- Task:
Search the entries for the word "data". Copy every line where it turns up.
Records Block Start
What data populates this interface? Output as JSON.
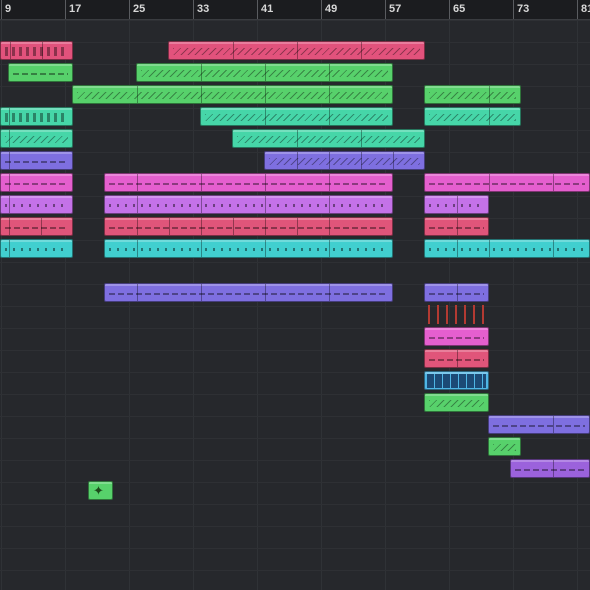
{
  "ruler": {
    "bars": [
      "9",
      "17",
      "25",
      "33",
      "41",
      "49",
      "57",
      "65",
      "73",
      "81"
    ]
  },
  "colors": {
    "red": "#e2527c",
    "green": "#57d16b",
    "teal": "#46d6a8",
    "violet": "#7e6fe0",
    "pink": "#e45fce",
    "lilac": "#c472e8",
    "rose": "#e0557a",
    "cyan": "#41cfcf",
    "blue_clip": "#4fb6e6",
    "purple": "#9b62dc"
  },
  "tracks": [
    {
      "color": "red",
      "clips": [
        {
          "pattern": "steps"
        },
        {
          "pattern": "wave"
        }
      ]
    },
    {
      "color": "green",
      "clips": [
        {
          "pattern": "dash"
        },
        {
          "pattern": "wave"
        }
      ]
    },
    {
      "color": "green",
      "clips": [
        {
          "pattern": "wave"
        },
        {
          "pattern": "wave"
        }
      ]
    },
    {
      "color": "teal",
      "clips": [
        {
          "pattern": "steps"
        },
        {
          "pattern": "wave"
        },
        {
          "pattern": "wave"
        }
      ]
    },
    {
      "color": "teal",
      "clips": [
        {
          "pattern": "wave"
        },
        {
          "pattern": "wave"
        }
      ]
    },
    {
      "color": "violet",
      "clips": [
        {
          "pattern": "dash"
        },
        {
          "pattern": "wave"
        }
      ]
    },
    {
      "color": "pink",
      "clips": [
        {
          "pattern": "dash"
        },
        {
          "pattern": "dash"
        },
        {
          "pattern": "dash"
        }
      ]
    },
    {
      "color": "lilac",
      "clips": [
        {
          "pattern": "dots"
        },
        {
          "pattern": "dots"
        },
        {
          "pattern": "dots"
        }
      ]
    },
    {
      "color": "rose",
      "clips": [
        {
          "pattern": "dash"
        },
        {
          "pattern": "dash"
        },
        {
          "pattern": "dash"
        }
      ]
    },
    {
      "color": "cyan",
      "clips": [
        {
          "pattern": "dots"
        },
        {
          "pattern": "dots"
        },
        {
          "pattern": "dots"
        }
      ]
    },
    {
      "color": "none",
      "clips": []
    },
    {
      "color": "violet",
      "clips": [
        {
          "pattern": "dash"
        },
        {
          "pattern": "dash"
        }
      ]
    },
    {
      "color": "red",
      "clips": [
        {
          "pattern": "spikes"
        }
      ]
    },
    {
      "color": "pink",
      "clips": [
        {
          "pattern": "dash"
        }
      ]
    },
    {
      "color": "rose",
      "clips": [
        {
          "pattern": "dash"
        }
      ]
    },
    {
      "color": "blue_clip",
      "clips": [
        {
          "pattern": "arrows"
        }
      ]
    },
    {
      "color": "green",
      "clips": [
        {
          "pattern": "wave"
        }
      ]
    },
    {
      "color": "violet",
      "clips": [
        {
          "pattern": "dash"
        }
      ]
    },
    {
      "color": "green",
      "clips": [
        {
          "pattern": "wave"
        }
      ]
    },
    {
      "color": "purple",
      "clips": [
        {
          "pattern": "dash"
        }
      ]
    },
    {
      "color": "green",
      "clips": [
        {
          "pattern": "icon"
        }
      ]
    }
  ]
}
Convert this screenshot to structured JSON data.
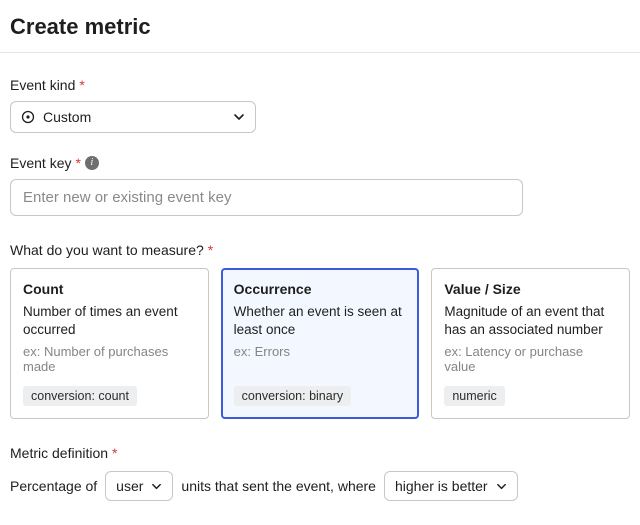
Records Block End
- Response:
What data populates this interface? Output as JSON.
Convert this screenshot to structured JSON data.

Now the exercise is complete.